Writer: Kevin Munroe, Maracaibo Media, Thrive Global, and more
While my writing from rough draft to completion is done on a computer, my notebook is essential in the process.
Before I even start drafting, I jot down my notes and thoughts to get my creative juices flowing – nothing formal or to be printed. I like to write down funny ideas that probably wouldn’t make it to the final draft.
Writer: Audrey Wick, author and professor at Blinn College | Publisher
I work full-time and keep a writer’s notebook for recording ideas and tasks that I can review later in the day once I return home, which is where I write my manuscripts.

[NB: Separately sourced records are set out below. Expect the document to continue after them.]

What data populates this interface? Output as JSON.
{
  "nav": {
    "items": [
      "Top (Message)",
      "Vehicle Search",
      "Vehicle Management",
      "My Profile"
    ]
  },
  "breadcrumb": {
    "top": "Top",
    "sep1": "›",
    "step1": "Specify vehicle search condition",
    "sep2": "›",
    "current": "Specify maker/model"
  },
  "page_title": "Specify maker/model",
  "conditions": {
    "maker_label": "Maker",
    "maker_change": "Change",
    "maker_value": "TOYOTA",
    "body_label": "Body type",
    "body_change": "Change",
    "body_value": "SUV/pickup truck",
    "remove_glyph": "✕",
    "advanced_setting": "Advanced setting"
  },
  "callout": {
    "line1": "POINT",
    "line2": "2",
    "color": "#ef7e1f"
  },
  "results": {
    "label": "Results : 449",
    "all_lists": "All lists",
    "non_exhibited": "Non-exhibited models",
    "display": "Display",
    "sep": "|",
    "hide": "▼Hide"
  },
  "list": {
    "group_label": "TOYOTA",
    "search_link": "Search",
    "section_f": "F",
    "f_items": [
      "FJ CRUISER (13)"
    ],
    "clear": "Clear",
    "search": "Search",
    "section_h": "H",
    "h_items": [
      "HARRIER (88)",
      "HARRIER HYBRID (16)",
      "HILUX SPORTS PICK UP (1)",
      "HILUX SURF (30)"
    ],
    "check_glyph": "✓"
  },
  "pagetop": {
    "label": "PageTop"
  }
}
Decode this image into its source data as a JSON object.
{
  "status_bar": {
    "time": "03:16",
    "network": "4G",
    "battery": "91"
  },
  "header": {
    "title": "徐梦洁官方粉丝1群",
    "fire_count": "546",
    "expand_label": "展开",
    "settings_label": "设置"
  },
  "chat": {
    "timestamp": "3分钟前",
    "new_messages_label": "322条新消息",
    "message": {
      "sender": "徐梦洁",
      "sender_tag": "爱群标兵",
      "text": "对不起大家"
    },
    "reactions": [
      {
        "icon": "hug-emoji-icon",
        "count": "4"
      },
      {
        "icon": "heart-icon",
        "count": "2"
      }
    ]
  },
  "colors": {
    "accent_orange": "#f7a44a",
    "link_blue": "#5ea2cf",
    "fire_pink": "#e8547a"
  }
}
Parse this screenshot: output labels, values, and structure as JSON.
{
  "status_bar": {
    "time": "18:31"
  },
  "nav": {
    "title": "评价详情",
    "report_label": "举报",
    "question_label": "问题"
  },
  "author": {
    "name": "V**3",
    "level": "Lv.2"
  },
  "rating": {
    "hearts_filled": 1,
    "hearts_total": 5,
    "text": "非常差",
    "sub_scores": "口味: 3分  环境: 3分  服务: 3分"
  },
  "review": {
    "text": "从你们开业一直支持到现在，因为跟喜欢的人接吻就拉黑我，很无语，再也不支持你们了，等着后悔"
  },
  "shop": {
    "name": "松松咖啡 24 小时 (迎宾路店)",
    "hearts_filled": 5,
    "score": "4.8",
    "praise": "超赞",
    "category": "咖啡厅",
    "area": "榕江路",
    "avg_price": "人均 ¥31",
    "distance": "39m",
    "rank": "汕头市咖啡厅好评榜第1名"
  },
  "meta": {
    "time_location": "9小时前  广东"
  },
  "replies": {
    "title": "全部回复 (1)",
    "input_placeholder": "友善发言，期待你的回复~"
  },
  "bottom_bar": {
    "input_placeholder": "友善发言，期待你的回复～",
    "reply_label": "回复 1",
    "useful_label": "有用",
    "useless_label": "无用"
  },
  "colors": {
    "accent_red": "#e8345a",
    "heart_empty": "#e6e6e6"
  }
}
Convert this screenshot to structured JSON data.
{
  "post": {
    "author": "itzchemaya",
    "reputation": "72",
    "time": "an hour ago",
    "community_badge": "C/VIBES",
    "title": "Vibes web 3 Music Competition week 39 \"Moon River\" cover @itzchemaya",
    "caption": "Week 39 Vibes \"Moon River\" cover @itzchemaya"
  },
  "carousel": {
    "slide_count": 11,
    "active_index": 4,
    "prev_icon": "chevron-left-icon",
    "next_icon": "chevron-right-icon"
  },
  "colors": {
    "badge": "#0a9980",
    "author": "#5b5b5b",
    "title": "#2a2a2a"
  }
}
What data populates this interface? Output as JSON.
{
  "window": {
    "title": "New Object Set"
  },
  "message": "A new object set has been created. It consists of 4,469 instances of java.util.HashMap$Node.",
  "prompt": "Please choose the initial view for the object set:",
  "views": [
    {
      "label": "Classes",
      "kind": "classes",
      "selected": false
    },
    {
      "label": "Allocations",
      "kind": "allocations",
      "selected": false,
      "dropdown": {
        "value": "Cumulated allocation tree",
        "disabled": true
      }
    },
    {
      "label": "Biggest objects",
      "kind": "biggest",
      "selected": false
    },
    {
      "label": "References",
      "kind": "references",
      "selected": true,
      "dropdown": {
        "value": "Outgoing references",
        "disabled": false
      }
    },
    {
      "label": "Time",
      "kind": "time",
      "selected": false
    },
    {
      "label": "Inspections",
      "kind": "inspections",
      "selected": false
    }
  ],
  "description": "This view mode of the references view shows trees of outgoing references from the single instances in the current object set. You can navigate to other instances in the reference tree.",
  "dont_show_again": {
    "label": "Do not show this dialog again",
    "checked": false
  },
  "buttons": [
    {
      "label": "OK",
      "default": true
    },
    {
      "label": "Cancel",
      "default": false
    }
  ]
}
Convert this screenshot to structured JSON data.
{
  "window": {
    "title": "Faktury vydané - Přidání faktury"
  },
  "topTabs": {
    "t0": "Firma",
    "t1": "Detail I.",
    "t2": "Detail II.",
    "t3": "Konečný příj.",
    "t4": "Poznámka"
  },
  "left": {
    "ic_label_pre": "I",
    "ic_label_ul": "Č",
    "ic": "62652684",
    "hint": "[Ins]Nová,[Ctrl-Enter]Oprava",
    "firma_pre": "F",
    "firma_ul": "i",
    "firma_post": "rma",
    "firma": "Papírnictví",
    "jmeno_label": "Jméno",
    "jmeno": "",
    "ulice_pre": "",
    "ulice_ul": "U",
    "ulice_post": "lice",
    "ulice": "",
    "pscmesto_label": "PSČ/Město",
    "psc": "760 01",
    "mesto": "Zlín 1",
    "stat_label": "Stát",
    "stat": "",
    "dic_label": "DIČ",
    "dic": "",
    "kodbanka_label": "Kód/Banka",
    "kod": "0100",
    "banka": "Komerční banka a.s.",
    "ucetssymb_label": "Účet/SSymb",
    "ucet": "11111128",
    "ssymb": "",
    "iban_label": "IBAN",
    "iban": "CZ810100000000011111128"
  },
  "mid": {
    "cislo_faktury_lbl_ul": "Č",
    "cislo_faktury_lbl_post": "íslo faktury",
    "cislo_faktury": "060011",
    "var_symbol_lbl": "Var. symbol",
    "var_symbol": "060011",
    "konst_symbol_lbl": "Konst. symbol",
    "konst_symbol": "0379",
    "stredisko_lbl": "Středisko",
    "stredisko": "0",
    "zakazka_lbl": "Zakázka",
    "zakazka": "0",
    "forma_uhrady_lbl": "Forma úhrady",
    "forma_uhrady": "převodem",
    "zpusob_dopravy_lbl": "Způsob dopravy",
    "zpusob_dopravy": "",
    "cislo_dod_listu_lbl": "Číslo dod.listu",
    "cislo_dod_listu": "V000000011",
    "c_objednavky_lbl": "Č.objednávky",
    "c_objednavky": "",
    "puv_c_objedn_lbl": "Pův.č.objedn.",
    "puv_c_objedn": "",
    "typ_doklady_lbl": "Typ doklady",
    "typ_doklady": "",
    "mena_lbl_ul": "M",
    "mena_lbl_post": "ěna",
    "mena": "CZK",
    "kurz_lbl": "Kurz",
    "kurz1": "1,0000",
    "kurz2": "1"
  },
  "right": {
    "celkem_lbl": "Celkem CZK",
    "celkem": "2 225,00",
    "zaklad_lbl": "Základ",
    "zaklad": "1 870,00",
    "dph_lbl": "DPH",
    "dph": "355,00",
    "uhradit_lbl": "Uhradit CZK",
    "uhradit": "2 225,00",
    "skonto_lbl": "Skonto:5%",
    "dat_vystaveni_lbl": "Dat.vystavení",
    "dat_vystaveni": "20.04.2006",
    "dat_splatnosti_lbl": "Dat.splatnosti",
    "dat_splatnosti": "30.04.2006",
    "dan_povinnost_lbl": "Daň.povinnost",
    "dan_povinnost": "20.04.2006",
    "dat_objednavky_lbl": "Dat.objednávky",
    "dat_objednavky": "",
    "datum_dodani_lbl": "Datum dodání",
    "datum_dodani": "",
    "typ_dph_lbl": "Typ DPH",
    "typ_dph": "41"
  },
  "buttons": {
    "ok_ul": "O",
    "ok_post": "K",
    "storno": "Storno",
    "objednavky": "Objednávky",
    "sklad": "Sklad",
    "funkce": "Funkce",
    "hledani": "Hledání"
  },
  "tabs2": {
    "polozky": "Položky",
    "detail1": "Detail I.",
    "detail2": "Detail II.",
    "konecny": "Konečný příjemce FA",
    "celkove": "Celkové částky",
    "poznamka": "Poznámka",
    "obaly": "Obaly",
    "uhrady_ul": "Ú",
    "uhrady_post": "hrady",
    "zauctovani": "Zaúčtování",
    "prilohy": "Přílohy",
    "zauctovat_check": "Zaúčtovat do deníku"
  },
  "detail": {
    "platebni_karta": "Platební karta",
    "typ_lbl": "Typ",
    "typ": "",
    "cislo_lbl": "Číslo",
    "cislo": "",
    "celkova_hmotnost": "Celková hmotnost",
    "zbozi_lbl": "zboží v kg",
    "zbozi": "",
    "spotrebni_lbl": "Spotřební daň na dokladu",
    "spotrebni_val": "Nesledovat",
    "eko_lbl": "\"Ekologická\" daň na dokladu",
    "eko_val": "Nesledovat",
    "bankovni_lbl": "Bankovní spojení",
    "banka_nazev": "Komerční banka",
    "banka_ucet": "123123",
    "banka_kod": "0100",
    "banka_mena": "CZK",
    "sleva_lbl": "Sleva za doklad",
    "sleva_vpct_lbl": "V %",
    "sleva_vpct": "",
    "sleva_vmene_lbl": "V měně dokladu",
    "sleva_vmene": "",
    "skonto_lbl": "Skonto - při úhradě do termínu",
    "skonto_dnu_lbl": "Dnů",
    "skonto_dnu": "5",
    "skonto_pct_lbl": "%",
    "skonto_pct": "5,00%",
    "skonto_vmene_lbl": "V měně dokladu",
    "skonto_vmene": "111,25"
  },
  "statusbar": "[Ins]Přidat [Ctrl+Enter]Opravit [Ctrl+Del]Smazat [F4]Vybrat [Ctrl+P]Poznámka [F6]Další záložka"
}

Perhaps there’s a character trait or line of dialogue that popped into my head for a work-in-progress; I’ll write it down and then be able to incorporate it into my manuscript that evening. I also use the notebook for keeping a list of words to look for in the editing of my manuscripts (mostly reminders of tricky spellings or hyphenation, like front yard is two words but backyard is one word or hyphenate pick-up line but don’t hyphenate pickup truck).
The notebook I use is a slim, soft-cover Marimekko patterned journal with lined paper. Coincidentally, I just posted a picture of it last night on my Instagram feed, in and among some other books I’ve been reading.
Channeling Scandinavia: ✔my @marimekko writing journal ✔a currant scone ✔@Felixjams lingonberry jam ✔Norway travel guide ✔Book Two of Karl Ove Knausgaard’s autobiography ✔A @backmansk novel ? #scandinavian #scandinavianstyle #feelingscandinavian #lingonberry #karloveknausgaard #brittmariewashere #amreading #amwriting #travelresearch #travelprep #Norway #Sweden #exploretheworld #travelwithbooks #marimekko #writerslife
37 Likes, 4 Comments – Audrey Wick (@wickwrites) on Instagram: “Channeling Scandinavia: ✔my @marimekko writing journal ✔a currant scone ✔@Felixjams lingonberry jam…”
Writer: Carol Rose, marketing worx
There is a constantly evolving list of things to do and notes about potential blogs I plan to write.
There are about 100 dates and times listed. I believe at one time I knew what those referenced. I’m looking at one and realizing it was last week and probably a dentist appointment that I have missed (again.) There are a disturbing number of Beautiful Mindish doodles. These were obviously drawn during meetings. I listen better when my hands are moving. I’m seeing a list of band names. I am not in a band, nor do I play an instrument or sing, but I do love to come up with band names. No Fly List — Come on you know it’s good. Now if I could just get a band together…